The death of a loved one is always hard. When the grieving person is in school — whether it’s at an elementary school or college — grief can be more complicated, and extra support during the time of mourning is often needed.
College students who are away from home may feel isolated and detached from family members, and this can make grieving especially difficult. Those who haven’t experienced a loss in their life may be overwhelmed and have trouble finding the “new normal” in everyday routines.
For younger students, returning to school after a loss can also be extremely challenging. They may feel different from their peers, which can create a sense of isolation. Often, children refrain from sharing their feelings, and adults may not even know they’re still struggling. Elementary-aged children may retreat and become very quiet, while middle and high school students might try to put on a brave face and power through.
If you’re a student, and particularly if you’re going to school away from home, there are some things you can do to take care of yourself and facilitate healing.

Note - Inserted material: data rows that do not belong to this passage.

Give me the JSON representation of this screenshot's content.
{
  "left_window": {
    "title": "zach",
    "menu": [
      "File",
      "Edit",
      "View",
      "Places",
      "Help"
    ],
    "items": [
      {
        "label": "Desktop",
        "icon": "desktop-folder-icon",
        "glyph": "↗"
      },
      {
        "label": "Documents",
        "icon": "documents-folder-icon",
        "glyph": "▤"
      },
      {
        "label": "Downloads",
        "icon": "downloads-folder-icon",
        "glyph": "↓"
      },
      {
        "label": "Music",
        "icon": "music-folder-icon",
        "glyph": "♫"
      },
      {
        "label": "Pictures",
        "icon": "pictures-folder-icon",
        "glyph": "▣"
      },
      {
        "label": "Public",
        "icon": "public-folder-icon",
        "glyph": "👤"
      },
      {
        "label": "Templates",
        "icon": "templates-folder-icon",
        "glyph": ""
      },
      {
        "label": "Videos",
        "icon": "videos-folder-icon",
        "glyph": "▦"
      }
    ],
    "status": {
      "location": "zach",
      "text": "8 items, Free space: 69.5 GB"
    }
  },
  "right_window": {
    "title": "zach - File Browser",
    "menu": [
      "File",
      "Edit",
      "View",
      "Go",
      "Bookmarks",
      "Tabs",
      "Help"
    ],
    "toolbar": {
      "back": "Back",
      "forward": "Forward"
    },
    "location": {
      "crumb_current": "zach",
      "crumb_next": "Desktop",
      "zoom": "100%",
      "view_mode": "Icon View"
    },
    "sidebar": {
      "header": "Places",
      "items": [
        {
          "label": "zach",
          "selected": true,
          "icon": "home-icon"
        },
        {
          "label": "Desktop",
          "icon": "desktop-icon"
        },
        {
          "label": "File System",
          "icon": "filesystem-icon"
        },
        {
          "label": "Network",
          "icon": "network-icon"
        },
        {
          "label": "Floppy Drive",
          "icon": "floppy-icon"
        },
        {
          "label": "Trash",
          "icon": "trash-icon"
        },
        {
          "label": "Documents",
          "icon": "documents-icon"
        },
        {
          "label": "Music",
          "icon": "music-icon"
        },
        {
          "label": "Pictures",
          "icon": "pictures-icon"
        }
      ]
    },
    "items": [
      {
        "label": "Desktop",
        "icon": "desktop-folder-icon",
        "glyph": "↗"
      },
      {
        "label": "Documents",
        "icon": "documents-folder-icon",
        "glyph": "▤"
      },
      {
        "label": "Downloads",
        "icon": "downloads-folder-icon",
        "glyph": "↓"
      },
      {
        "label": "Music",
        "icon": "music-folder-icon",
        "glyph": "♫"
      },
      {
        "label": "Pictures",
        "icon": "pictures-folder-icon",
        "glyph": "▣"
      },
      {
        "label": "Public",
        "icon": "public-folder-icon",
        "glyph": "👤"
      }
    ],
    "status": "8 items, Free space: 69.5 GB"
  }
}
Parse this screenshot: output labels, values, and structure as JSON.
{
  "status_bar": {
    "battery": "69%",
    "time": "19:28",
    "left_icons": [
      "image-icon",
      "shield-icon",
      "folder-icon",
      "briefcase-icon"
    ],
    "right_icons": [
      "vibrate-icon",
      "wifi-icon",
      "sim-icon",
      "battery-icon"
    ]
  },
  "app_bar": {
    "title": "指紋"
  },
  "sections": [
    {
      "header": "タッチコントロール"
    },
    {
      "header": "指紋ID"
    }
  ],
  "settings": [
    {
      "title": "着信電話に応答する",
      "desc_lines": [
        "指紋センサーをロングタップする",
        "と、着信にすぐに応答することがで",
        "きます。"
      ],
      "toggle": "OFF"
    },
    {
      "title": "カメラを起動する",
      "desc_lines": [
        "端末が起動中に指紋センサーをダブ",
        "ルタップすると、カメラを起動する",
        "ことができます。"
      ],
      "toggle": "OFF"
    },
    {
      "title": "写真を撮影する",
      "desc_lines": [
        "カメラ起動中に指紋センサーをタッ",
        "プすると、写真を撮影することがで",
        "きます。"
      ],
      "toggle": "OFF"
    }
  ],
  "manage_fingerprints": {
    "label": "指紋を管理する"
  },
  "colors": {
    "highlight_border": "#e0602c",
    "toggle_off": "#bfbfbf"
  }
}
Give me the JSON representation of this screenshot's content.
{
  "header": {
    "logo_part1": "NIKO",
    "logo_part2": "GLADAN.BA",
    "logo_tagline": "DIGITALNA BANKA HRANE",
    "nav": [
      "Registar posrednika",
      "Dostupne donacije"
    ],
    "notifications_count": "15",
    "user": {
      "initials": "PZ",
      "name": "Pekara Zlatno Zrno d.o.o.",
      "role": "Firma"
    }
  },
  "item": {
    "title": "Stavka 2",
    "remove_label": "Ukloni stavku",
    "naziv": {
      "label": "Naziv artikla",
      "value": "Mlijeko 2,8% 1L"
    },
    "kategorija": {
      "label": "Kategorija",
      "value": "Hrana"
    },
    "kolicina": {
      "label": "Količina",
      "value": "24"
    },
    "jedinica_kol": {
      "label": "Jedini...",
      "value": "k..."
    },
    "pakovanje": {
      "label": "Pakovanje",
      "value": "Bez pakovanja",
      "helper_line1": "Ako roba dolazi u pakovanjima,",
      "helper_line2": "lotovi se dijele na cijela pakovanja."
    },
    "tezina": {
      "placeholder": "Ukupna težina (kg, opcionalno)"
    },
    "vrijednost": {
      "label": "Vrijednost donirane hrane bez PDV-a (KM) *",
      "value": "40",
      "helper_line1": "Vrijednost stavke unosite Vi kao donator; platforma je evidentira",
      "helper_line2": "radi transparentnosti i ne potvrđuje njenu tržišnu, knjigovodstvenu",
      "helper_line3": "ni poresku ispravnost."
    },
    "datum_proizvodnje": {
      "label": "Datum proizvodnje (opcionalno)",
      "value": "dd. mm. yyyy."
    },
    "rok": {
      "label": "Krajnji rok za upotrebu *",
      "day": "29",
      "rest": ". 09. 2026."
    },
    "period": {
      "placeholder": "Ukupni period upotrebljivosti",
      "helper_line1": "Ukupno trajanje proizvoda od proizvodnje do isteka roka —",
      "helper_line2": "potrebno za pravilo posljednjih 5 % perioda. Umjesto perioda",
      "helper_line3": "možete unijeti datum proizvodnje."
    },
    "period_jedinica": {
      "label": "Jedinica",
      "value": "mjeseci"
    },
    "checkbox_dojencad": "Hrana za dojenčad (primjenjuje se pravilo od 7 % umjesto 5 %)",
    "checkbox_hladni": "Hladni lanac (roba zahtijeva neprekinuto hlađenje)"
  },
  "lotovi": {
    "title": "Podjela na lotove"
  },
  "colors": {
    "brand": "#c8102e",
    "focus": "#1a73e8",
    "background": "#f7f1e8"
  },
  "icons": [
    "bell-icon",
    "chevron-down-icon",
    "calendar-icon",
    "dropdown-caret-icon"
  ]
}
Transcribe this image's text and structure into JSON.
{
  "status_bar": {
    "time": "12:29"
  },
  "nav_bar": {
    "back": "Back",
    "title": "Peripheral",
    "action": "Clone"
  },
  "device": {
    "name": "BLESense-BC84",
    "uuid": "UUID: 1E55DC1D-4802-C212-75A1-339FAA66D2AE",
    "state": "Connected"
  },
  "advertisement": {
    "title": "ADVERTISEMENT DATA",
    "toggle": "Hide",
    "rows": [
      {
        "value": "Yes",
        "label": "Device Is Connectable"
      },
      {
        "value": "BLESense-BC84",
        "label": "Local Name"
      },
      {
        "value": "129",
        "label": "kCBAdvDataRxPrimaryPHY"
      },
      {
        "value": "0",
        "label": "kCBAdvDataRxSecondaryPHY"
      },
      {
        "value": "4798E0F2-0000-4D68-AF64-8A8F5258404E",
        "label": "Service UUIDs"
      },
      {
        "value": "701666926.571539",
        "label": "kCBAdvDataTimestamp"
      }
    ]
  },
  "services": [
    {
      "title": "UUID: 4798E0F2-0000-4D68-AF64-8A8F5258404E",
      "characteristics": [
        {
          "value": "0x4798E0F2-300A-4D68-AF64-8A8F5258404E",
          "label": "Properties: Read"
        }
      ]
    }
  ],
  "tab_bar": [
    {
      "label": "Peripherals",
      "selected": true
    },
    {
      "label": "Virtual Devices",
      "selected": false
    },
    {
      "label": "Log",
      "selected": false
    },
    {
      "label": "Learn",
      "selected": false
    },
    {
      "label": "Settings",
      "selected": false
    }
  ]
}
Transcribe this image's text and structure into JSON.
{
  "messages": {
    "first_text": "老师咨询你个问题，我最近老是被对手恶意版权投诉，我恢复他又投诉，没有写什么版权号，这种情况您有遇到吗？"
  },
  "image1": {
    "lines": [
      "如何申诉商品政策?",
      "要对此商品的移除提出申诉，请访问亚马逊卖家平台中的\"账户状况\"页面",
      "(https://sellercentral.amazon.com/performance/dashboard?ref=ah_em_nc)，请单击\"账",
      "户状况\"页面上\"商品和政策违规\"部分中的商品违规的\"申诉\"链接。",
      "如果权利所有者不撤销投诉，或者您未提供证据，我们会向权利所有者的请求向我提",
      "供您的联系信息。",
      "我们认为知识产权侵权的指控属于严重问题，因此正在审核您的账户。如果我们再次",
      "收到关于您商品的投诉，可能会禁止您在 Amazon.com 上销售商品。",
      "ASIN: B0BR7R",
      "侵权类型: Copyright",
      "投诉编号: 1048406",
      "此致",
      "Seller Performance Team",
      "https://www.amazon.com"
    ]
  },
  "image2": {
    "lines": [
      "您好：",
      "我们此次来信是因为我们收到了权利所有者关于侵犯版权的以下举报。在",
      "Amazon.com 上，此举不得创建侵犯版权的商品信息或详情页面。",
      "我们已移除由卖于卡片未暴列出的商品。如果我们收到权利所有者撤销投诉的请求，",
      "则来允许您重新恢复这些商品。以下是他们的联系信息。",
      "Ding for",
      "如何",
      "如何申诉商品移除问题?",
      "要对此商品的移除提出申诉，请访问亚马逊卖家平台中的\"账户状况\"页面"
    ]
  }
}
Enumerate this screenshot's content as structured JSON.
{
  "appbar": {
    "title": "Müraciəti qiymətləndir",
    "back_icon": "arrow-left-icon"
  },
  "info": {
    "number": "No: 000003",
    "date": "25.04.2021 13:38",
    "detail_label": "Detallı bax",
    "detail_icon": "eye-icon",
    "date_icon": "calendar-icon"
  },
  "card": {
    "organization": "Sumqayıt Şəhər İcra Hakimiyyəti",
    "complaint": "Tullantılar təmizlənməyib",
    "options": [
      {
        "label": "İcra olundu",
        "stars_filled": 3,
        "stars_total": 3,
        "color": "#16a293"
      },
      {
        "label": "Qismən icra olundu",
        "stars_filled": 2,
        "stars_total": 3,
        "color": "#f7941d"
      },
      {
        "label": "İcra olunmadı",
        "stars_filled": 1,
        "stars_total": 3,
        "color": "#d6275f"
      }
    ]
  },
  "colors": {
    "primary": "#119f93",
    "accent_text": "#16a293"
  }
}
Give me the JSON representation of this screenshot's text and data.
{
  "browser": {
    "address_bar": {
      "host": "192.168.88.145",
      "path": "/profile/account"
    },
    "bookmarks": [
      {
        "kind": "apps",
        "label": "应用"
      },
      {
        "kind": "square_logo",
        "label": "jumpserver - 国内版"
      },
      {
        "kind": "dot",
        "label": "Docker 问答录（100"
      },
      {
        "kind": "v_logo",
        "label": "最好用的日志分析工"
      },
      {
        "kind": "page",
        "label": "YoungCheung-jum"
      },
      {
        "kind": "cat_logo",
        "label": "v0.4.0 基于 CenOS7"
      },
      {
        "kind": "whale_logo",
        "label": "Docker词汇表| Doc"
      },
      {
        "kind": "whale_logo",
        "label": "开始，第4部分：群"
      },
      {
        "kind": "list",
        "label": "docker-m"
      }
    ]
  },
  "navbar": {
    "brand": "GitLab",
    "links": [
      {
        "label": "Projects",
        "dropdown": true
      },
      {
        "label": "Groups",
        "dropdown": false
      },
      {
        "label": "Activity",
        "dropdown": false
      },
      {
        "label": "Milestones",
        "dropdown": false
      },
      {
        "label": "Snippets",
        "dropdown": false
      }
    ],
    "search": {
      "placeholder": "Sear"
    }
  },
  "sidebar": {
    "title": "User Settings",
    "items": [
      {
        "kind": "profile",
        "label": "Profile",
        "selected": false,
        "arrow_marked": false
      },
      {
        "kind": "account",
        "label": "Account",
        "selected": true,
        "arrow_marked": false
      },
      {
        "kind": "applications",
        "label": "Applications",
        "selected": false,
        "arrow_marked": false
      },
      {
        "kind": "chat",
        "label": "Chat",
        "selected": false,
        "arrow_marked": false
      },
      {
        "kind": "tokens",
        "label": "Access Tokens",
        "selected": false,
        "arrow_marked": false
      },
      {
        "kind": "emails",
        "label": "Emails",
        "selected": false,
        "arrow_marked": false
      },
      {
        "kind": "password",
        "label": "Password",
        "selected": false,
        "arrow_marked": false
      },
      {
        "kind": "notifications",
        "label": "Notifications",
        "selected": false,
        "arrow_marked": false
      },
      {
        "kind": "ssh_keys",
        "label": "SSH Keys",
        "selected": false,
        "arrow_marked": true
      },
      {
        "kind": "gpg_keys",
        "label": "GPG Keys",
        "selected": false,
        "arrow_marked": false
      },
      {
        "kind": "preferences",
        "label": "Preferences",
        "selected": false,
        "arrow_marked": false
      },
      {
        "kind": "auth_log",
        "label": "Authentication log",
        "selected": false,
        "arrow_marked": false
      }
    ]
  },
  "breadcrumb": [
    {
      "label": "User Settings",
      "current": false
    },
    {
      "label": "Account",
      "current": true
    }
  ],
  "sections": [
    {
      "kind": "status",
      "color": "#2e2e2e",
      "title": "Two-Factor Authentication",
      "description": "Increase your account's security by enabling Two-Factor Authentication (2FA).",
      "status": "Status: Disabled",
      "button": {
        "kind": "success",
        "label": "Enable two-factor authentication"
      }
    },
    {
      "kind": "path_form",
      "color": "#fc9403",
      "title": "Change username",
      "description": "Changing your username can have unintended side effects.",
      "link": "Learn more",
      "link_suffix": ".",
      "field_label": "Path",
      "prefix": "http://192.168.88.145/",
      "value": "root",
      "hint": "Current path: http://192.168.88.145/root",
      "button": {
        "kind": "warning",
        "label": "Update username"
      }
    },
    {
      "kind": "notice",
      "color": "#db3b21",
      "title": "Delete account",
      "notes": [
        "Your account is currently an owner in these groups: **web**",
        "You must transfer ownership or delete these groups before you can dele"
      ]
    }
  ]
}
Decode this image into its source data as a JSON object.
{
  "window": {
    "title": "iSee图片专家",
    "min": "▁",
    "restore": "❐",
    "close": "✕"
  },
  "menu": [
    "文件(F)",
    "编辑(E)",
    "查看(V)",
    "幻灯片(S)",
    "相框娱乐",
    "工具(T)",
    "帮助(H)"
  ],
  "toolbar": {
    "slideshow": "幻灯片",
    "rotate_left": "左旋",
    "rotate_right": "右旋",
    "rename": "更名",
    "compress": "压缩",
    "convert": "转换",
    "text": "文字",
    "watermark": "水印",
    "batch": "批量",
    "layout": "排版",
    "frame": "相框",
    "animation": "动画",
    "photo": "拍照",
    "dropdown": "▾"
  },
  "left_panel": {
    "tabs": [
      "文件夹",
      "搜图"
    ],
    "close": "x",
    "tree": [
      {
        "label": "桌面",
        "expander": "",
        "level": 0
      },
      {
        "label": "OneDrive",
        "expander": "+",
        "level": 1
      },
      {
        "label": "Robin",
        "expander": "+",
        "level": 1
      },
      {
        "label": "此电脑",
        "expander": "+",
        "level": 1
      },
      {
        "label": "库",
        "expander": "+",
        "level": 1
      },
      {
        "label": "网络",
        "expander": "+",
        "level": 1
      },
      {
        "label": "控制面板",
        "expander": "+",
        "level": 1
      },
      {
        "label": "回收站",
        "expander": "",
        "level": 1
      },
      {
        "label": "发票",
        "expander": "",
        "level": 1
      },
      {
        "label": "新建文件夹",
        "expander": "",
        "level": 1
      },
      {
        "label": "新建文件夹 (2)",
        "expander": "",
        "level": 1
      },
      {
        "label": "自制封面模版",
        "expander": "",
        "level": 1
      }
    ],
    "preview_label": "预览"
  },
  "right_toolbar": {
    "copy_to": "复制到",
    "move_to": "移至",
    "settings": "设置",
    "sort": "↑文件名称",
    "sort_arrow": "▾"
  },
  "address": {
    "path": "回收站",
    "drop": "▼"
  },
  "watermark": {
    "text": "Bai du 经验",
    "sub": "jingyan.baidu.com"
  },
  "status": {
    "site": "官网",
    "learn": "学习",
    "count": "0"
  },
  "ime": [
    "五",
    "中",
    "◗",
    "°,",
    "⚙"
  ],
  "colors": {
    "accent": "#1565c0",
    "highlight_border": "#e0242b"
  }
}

- Look into free counseling services. Colleges and even high schools offer counseling services for students who have suffered a loss. Even if you don’t think talking to someone will help, give it a try.
- Pace yourself. Don’t race back to school before you’re ready, and don’t pile on the courses to distract yourself. Be honest with yourself about your needs and capabilities, and plan accordingly.
- Focus on a healthy diet, getting enough exercise and sleeping well. Taking care of your physical needs will help your mental and emotional state.
- Allow yourself to grieve. Grief is a uniquely personal emotion. Some people take longer than others to feel like themselves again, and that’s OK. Be as gentle with yourself as you would be with someone you love who was grieving.
- Consider a support group. Talking to strangers may not appeal to you, but support groups can actually be very helpful. Sharing your story with others who have had similar experiences is a good way to find coping strategies and work through your grief.
If you’re offering support to students, speak in plain terms about death. Don’t use euphemisms, which can confuse and upset younger children especially. Give them room to talk about what they’re experiencing. Help them find resources that will support them through this time and anticipate that they may have difficulties in school.
The first step in beginning to heal from a loss, no matter what your age, is to pause and find a way to honor the life of the person you are grieving. At Valley of the Temples, we are committed to helping families navigate grief, and we’re experts at planning beautiful, life-honoring funerals. Call us at (808) 725-2798 for more information about all we have to offer.